There must be something in the water in England. That little island off the Atlantic continually produces quality folk acts year after year. In this case, I didn’t find the talent as much as she found me. Rosie May, originally from Somerset, is an up and comer in the England folk scene. She contacted me a few months ago via the MFH Tumblr, and asked if I would check out her music. This happens to me periodically, and I’m never one to turn down the potential of finding great new music but I often don’t go in with too high of expectations. Rosie May blew me away. Plain and simple.
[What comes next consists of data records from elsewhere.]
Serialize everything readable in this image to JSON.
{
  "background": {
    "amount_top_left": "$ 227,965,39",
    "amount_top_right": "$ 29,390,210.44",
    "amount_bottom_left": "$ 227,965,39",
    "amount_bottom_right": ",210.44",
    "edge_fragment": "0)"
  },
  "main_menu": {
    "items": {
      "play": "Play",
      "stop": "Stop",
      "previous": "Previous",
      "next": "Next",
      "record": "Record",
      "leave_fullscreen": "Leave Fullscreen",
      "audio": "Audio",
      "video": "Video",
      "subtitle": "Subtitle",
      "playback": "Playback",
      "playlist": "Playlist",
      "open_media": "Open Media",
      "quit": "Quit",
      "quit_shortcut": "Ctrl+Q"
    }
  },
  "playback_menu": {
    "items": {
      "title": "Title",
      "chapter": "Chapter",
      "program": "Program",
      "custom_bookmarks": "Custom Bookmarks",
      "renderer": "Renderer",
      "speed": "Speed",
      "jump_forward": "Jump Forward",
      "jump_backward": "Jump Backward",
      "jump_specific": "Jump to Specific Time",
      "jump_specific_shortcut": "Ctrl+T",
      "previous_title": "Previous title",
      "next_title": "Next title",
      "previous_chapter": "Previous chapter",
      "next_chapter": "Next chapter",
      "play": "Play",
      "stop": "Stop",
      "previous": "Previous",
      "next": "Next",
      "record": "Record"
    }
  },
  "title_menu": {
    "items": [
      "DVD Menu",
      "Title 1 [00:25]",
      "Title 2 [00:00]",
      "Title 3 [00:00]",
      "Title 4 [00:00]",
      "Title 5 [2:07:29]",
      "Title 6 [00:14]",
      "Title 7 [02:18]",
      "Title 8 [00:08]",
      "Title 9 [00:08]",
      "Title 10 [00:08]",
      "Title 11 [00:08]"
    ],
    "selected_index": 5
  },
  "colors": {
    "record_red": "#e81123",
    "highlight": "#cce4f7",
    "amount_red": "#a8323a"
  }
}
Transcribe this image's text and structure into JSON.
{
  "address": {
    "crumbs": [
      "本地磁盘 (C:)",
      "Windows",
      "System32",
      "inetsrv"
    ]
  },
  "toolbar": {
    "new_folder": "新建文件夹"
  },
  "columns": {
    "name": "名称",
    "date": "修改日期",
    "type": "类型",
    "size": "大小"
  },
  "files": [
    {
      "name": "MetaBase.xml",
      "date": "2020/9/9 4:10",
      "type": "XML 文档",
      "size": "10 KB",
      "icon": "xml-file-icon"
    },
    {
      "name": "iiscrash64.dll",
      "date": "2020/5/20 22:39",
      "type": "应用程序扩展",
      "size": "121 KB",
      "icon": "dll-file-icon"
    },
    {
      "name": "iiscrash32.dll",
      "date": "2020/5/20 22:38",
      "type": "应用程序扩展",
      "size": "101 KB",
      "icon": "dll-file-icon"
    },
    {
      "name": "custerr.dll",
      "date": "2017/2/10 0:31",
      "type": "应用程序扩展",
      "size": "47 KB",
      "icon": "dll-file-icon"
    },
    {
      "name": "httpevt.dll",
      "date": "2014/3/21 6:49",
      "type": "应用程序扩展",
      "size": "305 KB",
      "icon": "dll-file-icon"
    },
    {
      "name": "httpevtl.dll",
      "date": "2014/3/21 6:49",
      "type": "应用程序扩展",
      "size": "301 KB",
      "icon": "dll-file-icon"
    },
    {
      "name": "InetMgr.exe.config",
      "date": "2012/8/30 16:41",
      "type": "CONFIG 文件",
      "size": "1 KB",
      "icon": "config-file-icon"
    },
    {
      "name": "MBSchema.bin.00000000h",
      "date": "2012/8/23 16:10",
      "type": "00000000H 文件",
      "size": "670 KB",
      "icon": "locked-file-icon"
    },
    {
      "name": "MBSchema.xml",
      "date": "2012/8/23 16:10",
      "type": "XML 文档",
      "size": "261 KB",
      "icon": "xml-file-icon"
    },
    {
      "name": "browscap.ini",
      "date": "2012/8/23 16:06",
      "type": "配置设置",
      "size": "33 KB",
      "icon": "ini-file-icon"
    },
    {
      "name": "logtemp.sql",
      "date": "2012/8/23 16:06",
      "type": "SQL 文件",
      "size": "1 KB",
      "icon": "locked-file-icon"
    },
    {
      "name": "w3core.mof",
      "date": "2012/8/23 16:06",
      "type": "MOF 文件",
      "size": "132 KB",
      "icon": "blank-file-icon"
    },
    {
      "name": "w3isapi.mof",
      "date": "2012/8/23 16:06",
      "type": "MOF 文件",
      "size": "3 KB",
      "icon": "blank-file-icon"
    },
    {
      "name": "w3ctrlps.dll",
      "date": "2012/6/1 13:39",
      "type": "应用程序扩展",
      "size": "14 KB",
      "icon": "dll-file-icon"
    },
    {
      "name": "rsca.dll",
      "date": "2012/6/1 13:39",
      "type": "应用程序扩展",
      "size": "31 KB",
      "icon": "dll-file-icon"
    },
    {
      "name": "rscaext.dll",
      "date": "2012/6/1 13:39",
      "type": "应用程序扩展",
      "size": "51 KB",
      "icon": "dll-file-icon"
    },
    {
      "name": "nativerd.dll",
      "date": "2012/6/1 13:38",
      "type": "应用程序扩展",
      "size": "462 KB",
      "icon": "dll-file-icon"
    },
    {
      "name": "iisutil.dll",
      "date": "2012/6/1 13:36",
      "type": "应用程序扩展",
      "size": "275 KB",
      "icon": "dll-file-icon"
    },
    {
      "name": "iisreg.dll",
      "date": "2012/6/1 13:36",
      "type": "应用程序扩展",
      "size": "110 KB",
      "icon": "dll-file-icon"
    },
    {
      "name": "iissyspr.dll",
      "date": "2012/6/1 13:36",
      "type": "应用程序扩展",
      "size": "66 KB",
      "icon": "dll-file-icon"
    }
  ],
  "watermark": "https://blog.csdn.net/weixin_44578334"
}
I kept an eye on May for a few months, hoping that more music was soon to come and eventually my wish was granted when Rosie sent me her debut EP, Too Far To Swim. A concept record built around imagery of the sea, and the idea of a trans-Atlantic relationship, Too Far To Swim, has a folk-rock sound similar to that of Laura Marling. From its opening track to the album closer, the record is consistently at a high level. The first song, “This Shell of Mine,” was one I had heard months earlier, and one May had released via her Soundcloud, but in a much sparser form. The album version contains a full backing band and layered vocal harmonies giving it a fuller, richer sound. It does exactly what an opening track should, kick starting the entire album. From there, the record doesn’t let up. “Odds & Oceans,” and “Lost At Sea,” follow closely the layout put forth by “This Shell of Mine,” high energy folk jams driven by May’s captive vocals. “Lost At Sea” would have been my favorite song of the record if it wasn’t for the stunning closer, “The Water Is Wide.” The track throws aside instrumentation and lets May’s voice shine. Completely a cappella, with layered harmonies, the track is a complete contrast to the rest of the album. It’s a release of energy, a culminating sigh, a perfect closer.
My initial complaint was not enough. I wanted more. With only four songs, Too Far To Swim is relatively short, even for an EP. The more I thought about it, though, the more I realized that adding more songs would have only hurt. These songs were made for each other, to work together, and they do so perfectly. They fit together in a cohesive way that many groups struggle to find. Granted doing so in an EP format is easier than a full-length. But still. May was able to take a vision, and deliver a solid, and clear message in her first outing, and that’s impressive.
With a solid debut, Rosie May is primed to make some noise. Now, it’s up to the people to pay attention. And let’s hope, that whatever is in the water in England, Rosie May keeps drinking it.
Standouts: “This Shell Of Mine,” “Odds & Oceans,” “Lost At Sea,” “The Water Is Wide”